Dozens of people who were blinded or otherwise suffered severe eye damage when they were splashed with caustic chemicals had their sight restored with transplants of their own stem cells — a stunning success for the burgeoning cell-therapy field, Italian researchers reported Wednesday.
The treatment worked completely in 82 of 107 eyes and partially in 14 others, with benefits lasting up to a decade so far. One man whose eyes were severely damaged more than 60 years ago now has near-normal vision.
“This is a roaring success,” said ophthalmologist Dr. Ivan Schwab of the University of California, Davis, who had no role in the study — the longest and largest of its kind.
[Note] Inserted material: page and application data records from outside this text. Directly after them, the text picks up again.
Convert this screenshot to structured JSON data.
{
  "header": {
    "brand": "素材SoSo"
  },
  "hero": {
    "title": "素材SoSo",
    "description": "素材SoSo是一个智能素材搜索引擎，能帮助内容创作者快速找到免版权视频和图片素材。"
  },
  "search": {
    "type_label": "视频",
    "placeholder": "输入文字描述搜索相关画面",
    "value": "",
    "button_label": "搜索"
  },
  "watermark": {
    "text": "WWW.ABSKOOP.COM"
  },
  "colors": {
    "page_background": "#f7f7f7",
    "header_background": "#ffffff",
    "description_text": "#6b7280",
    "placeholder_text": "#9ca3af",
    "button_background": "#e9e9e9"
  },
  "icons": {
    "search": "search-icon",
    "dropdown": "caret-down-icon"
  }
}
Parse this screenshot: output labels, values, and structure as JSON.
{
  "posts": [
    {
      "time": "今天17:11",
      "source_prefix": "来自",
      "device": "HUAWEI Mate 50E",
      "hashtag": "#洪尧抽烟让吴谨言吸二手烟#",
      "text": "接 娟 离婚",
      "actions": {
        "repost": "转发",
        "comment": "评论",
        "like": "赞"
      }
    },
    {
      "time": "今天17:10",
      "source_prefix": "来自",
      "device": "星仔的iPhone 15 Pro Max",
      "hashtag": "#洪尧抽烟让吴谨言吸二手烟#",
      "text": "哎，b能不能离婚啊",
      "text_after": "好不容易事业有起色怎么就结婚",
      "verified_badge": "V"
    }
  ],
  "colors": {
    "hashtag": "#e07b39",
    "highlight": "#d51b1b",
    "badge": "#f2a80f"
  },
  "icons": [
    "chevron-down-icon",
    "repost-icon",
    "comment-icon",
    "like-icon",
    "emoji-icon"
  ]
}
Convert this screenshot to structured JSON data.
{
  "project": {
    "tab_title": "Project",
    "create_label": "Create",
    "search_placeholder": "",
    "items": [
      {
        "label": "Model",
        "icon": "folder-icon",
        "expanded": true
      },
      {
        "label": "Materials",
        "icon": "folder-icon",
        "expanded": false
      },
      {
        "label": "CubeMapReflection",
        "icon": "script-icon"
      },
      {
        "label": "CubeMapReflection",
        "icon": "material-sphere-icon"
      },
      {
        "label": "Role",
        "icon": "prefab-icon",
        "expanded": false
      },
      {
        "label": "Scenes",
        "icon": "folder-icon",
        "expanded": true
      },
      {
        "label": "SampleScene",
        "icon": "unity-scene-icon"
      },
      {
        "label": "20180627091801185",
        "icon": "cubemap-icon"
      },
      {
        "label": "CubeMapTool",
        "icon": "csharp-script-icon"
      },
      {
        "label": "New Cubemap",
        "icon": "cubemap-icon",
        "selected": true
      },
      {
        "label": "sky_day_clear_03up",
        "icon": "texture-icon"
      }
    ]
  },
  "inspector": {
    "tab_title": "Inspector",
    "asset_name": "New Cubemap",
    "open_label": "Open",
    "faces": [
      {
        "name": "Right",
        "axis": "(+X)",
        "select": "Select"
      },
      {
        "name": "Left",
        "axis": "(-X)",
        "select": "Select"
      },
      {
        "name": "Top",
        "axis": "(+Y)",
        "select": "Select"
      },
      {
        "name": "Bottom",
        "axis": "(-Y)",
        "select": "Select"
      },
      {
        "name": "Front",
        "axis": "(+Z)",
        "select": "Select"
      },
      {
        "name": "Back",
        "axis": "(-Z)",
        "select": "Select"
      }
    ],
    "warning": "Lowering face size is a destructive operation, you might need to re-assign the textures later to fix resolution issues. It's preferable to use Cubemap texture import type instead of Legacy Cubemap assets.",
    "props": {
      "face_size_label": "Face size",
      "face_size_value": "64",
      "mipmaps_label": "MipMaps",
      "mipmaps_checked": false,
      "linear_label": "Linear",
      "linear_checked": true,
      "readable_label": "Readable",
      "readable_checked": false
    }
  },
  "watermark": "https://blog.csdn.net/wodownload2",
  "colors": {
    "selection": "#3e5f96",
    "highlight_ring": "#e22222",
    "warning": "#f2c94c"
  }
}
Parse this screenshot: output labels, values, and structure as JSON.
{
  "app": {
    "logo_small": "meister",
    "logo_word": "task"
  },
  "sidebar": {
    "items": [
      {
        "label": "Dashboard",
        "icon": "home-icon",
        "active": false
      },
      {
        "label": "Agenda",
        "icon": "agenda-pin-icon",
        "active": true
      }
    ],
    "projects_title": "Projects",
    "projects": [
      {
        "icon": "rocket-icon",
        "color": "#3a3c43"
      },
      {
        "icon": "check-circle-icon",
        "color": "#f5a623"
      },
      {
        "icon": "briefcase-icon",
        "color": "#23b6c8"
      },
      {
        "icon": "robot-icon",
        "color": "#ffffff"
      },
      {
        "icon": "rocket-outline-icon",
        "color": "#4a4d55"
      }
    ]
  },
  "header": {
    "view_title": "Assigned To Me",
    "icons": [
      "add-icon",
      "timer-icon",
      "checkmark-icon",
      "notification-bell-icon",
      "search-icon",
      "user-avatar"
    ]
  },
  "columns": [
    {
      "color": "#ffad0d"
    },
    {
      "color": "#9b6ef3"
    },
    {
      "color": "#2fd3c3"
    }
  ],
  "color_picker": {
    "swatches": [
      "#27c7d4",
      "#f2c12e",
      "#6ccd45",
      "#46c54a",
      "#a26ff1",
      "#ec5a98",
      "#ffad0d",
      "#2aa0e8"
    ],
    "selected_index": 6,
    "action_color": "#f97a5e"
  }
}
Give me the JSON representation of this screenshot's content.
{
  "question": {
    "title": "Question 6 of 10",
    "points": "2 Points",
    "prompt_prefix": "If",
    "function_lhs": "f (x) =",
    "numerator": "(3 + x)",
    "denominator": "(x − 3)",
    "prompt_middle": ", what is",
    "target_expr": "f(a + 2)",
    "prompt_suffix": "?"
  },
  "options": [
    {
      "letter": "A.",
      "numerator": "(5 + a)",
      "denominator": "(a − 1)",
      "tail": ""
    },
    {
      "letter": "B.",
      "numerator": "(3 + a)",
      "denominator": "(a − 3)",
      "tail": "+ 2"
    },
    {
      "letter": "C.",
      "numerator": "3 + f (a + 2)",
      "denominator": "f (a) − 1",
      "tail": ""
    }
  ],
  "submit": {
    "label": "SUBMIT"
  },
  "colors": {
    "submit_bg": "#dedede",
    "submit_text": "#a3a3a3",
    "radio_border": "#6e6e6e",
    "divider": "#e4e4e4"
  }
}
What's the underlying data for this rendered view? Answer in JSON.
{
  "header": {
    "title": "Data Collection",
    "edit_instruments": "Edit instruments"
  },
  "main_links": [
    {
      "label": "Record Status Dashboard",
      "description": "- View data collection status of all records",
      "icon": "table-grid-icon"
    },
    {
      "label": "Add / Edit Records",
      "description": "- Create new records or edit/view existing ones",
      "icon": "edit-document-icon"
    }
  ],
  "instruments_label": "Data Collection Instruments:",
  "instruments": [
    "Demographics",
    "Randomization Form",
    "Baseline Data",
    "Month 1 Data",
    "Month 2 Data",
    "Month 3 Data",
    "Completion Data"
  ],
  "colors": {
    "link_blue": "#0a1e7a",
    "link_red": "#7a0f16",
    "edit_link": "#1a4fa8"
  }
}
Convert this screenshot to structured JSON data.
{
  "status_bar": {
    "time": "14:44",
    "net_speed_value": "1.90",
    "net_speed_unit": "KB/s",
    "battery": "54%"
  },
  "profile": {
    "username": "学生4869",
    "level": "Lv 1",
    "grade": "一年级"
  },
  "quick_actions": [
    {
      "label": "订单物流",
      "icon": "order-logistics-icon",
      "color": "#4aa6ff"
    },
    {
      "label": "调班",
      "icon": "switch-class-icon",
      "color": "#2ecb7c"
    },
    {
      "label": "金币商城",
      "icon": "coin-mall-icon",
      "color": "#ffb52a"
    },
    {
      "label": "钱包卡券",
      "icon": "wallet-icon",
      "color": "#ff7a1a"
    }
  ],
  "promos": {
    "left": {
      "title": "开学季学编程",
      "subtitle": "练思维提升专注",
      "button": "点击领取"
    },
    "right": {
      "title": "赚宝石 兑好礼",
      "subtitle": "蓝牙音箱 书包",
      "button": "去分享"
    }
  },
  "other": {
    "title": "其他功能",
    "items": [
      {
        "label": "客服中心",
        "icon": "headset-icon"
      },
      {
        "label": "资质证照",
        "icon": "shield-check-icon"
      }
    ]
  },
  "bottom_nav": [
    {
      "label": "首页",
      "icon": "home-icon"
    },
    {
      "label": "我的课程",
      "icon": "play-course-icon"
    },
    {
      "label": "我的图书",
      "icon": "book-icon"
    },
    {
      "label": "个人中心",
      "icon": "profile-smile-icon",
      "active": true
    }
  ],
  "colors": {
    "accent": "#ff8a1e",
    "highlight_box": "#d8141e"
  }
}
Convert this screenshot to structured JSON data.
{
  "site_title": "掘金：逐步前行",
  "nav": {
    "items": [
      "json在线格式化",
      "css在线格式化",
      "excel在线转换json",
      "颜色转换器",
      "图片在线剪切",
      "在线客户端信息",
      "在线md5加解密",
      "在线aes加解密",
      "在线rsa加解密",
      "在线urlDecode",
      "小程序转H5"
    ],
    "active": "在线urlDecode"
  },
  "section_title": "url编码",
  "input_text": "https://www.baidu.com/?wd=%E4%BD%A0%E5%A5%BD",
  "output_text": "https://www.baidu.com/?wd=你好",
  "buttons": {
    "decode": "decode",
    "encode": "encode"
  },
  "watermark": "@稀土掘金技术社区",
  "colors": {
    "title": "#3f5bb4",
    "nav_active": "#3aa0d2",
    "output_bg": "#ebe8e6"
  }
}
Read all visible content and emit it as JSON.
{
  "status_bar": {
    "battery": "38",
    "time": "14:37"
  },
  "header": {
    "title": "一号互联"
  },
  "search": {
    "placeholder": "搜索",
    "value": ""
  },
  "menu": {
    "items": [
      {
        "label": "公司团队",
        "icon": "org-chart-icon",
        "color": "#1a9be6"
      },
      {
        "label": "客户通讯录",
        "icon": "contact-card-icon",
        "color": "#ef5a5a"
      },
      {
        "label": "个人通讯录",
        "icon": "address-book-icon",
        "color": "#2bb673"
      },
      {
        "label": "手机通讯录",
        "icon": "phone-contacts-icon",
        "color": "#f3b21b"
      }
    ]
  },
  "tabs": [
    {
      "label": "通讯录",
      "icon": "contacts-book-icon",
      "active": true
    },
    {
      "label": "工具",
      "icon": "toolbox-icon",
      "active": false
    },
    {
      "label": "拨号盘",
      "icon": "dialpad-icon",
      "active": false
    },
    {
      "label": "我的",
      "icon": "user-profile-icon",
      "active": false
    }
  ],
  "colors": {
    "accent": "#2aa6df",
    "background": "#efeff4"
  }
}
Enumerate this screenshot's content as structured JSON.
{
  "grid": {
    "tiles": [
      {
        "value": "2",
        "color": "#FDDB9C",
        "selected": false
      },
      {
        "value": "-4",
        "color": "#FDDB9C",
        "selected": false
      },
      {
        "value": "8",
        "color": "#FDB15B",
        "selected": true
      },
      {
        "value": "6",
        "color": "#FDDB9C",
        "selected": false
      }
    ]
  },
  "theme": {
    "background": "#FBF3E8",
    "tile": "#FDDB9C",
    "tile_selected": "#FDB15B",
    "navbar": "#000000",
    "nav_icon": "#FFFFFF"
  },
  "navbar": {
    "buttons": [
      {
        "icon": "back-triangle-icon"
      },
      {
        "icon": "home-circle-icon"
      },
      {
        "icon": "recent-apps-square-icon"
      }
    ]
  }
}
Stem cell transplants offer hope to the thousands of people worldwide every year who suffer chemical burns on their corneas from heavy-duty cleansers or other substances at work or at home.
The approach would not help people with damage to the optic nerve or macular degeneration, which involves the retina. Nor would it work in people who are completely blind in both eyes, because doctors need at least some healthy tissue that they can transplant.
In the study, published online by the New England Journal of Medicine, researchers took a small number of stem cells from a patient’s healthy eye, multiplied them in the lab and placed them into the burned eye, where they were able to grow new corneal tissue to replace what had been damaged. Since the stem cells are from their own bodies, the patients do not need to take anti-rejection drugs.
The Italian study involved 106 patients treated between 1998 and 2007. Most had extensive damage in one eye, and some had such limited vision that they could only sense light, count fingers or perceive hand motions. Many had been blind for years and had had unsuccessful operations to restore their vision.
The cells were taken from the limbus, the rim around the cornea, the clear window that covers the colored part of the eye. In a normal eye, stem cells in the limbus are like factories, churning out new cells to replace dead corneal cells. When an injury kills off the stem cells, scar tissue forms over the cornea, clouding vision and causing blindness.
In the Italian study, the doctors removed scar tissue over the cornea and glued the laboratory-grown stem cells over the injured eye. In cases where both eyes were damaged by burns, cells were taken from an unaffected part of the limbus.
Researchers followed the patients for an average of three years and some as long as a decade. More than three-quarters regained sight after the transplant. An additional 13 percent were considered a partial success. Though their vision improved, they still had some cloudiness in the cornea.
Patients with superficial damage were able to see within one to two months. Those with more extensive injuries took several months longer.